Select Edition

Northern Northern
Southern Southern
Global Global
NZ NZ

‘Rugby nerd’ Quade Cooper praises ‘special’ Wallabies rival

By Finn Morton
(Photo by Chris Hyde/Getty Images)

Eddie Jones is spoilt for choice ahead of this year’s Rugby World Cup in France. The Wallabies coach has a plethora of genuinely talented first-five eighth’s to choose from as the men in gold chase rugby immortality.

ADVERTISEMENT

Of course, Quade Cooper is one of them.

Cooper is widely considered to be a frontrunner for the coveted World Cup squad, but the 35-year-old will have to fend off some stiff competition to claim the No. 10 jersey for his own.

Video Spacer

Video Spacer

Wallabies Bernard Foley, Ben Donaldson and Noah Lolesio are also running, as is uncapped Australian Carter Gordon.

Gordon has been nothing short of sensational for the Melbourne Rebels in Super Rugby Pacific, and has well and truly thrown himself into World Cup competition on the back of a breakout campaign.

“Rugby nerd” Quade Cooper – as former Wallaby Morgan Turinui described him – couldn’t have spoken more highly of the exciting young talent.

“It is good to have competition and I’ve been rooming with Carter, so he’s a great kid and (I) look forward to working with him,” Cooper said on Rugby Heaven.

ADVERTISEMENT

“There’s a lot of special things with him and every other young player in this group. He’s a great ball player. He’s got a great pass on him. He’s just a great young kid.

“As are the rest of the boys here. So it’s a great group and I look forward to being in camp for the rest of the week.”

Gordon has cemented his place as the chief No. 10 down south in Melbourne, and is expected to hang onto that role for the years to come.

But, in a boost for both the Rebels and potentially the Wallabies, Gordon could potentially player alongside his younger brother Mason.

ADVERTISEMENT

Mason has inked a deal with the Rebels – recently re-signing with the club – but is yet to make his Super Rugby Pacific debut.

Speaking with RugbyPass earlier this year at Junior Wallabies training, Mason opened up about the “unbelievable connection” he shares with his brother.

“I live with him down in Melbourne and it’s really good for us because we have an unbelievable connection as brothers, pretty much best friends,” Mason Gordon told RugbyPass.

“We learn off each other very well with different people but we do learn off each other well.

“He’s someone I look up to and know that I’ll have him by my side and I’ll be by his side whenever we need each other.

“Definitely a role model for me. I watch his games every day, I know exactly where he’s supposed to be on the  field and he does leaps and bounds above what he’s supposed to.

“Coming home and getting to see the personal side of him like I have my whole life obviously, he’s my brother, he’s a very professional athlete and I take a lot of things from him.”

ADVERTISEMENT

Join free

LIVE

{{item.title}}

Trending on RugbyPass

Comments

0 Comments
Be the first to comment...

Join free and tell us what you really think!

Sign up for free
ADVERTISEMENT

Latest Features

Comments on RugbyPass

S
Shaylen 6 hours ago
Ireland and South Africa share the same player development dilemma

These guys will be utility players Nick it cannot be helped because coaches cannot help themselves.

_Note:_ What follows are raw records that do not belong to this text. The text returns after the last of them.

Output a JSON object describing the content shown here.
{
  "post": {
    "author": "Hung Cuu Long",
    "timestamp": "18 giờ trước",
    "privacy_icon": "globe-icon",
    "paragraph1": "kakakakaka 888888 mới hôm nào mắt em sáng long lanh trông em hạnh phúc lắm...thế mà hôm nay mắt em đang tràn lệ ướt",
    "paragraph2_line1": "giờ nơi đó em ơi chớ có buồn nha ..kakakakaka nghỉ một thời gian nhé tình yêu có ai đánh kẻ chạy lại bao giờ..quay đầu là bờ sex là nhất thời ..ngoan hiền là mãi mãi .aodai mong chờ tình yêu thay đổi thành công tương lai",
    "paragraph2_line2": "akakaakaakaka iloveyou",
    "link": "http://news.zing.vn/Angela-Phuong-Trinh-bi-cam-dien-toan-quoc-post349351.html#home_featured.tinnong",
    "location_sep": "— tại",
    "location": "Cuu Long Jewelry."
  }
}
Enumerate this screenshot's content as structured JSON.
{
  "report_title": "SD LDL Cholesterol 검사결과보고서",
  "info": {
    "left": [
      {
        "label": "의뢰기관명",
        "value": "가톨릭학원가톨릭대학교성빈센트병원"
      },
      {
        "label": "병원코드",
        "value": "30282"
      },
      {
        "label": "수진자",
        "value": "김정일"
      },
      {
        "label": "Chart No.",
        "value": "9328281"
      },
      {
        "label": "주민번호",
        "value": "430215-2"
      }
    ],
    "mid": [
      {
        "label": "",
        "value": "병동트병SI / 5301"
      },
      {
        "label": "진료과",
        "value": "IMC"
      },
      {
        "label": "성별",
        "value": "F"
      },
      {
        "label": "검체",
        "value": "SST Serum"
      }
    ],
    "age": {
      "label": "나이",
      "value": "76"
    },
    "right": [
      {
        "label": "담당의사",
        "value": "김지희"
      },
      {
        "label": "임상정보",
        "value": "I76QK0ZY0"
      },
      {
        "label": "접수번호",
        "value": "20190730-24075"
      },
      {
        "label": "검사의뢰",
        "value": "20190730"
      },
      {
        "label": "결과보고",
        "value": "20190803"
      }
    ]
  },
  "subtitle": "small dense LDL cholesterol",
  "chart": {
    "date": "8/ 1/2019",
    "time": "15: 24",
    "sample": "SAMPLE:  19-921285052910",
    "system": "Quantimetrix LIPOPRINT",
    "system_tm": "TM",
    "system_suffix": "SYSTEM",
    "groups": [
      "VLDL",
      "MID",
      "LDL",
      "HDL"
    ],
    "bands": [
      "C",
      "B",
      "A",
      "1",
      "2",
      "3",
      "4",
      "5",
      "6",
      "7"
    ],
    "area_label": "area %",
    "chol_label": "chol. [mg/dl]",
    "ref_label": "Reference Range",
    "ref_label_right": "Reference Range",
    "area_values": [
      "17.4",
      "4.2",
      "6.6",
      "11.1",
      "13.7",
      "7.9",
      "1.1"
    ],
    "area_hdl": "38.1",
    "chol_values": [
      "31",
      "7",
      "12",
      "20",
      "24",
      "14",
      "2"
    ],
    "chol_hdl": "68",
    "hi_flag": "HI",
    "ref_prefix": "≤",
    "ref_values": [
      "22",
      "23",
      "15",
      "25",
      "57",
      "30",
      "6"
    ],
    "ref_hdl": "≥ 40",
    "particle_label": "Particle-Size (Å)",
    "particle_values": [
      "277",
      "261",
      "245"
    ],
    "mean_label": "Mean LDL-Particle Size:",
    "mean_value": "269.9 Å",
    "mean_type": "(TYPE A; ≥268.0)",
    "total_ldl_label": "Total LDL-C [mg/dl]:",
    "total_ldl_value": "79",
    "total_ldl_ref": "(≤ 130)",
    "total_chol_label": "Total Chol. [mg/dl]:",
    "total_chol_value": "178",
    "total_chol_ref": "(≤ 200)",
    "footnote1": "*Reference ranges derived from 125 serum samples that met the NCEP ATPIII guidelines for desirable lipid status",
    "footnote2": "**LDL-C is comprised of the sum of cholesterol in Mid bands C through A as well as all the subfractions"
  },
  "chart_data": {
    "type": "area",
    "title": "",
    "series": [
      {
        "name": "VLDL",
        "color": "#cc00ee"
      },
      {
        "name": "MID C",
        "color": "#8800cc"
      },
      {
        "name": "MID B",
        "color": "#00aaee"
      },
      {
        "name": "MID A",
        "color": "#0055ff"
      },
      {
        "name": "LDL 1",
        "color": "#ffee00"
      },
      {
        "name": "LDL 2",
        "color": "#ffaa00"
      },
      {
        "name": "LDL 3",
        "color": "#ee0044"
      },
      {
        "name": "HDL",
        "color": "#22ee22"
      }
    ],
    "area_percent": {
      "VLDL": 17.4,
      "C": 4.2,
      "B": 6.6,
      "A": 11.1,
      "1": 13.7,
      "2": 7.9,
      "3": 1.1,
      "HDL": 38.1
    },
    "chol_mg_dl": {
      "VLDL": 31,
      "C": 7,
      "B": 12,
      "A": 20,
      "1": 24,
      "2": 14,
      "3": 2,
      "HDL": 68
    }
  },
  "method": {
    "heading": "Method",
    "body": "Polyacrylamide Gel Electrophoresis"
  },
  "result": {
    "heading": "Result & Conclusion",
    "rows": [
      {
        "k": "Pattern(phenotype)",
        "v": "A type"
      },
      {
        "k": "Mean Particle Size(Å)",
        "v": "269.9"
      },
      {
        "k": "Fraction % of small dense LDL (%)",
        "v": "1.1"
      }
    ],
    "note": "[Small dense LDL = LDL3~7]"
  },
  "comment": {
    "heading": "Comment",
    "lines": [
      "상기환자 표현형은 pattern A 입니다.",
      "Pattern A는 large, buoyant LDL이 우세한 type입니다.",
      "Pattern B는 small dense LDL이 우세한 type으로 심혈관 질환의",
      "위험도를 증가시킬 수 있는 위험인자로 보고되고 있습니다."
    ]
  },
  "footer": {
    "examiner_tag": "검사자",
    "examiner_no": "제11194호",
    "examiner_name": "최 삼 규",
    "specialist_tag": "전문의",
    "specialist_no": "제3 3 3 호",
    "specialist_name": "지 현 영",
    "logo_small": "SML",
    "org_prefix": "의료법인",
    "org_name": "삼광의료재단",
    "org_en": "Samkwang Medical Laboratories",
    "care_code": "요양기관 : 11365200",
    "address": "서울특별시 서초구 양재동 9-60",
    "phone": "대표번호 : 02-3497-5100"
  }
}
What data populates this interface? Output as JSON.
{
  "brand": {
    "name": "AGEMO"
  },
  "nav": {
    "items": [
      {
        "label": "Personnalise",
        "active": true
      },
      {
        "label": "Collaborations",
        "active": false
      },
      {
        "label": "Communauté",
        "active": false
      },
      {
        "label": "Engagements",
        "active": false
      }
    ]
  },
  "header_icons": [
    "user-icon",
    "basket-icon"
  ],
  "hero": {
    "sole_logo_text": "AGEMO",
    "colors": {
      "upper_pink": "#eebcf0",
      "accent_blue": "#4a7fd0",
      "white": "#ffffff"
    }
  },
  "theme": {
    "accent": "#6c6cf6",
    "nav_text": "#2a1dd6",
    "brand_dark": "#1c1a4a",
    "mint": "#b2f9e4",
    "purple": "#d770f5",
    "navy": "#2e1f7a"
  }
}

Rassie looks at players like these and sees the ability to cover multiple positions without losing much. It allows the 6-2 or 7-1. He wont change his coaching style or strategy for one player. At provincial level players like these are indispensable. If there is an injury to your starting 12 but your back up 12 is a bit iffy then a coach is going to go with the back up 10 who is gold and who can play a good 12. Damian Willemse for the Springboks is an obvious case, for the Stormers its the same. Dobson plays him at 12 or 15, with Gelant in the team he plays 12 but if Gelant goes down he doesnt go for his back up 15, he just puts Willemse there. With Frawley its the same at international and provincial level. He just slots in wherever. Frans Steyn made a career out of it. He was much maligned though as a youngster as he never fully developed into any role. He then went to Japan and France to decide for himself what kind of player he was, put on muscle and retained his big boot, ran over players and booted the ball long and came back into the Springboks after about 3 years away and was then certain about how he wanted to play the game no matter what position. Coaches cannot help themselves because they only want what is best for their teams and that means putting your most talented players on even if it means you cause them some discomfort. Sometimes players need to decide how they want to play the game and then adapt that to every position and let the coach decide how they want to use them.

43 Go to comments
TRENDING
TRENDING Ciaran Frawley's career now hanging 'in the balance' Ciaran Frawley's career now hanging in the balance claims Ireland star
Search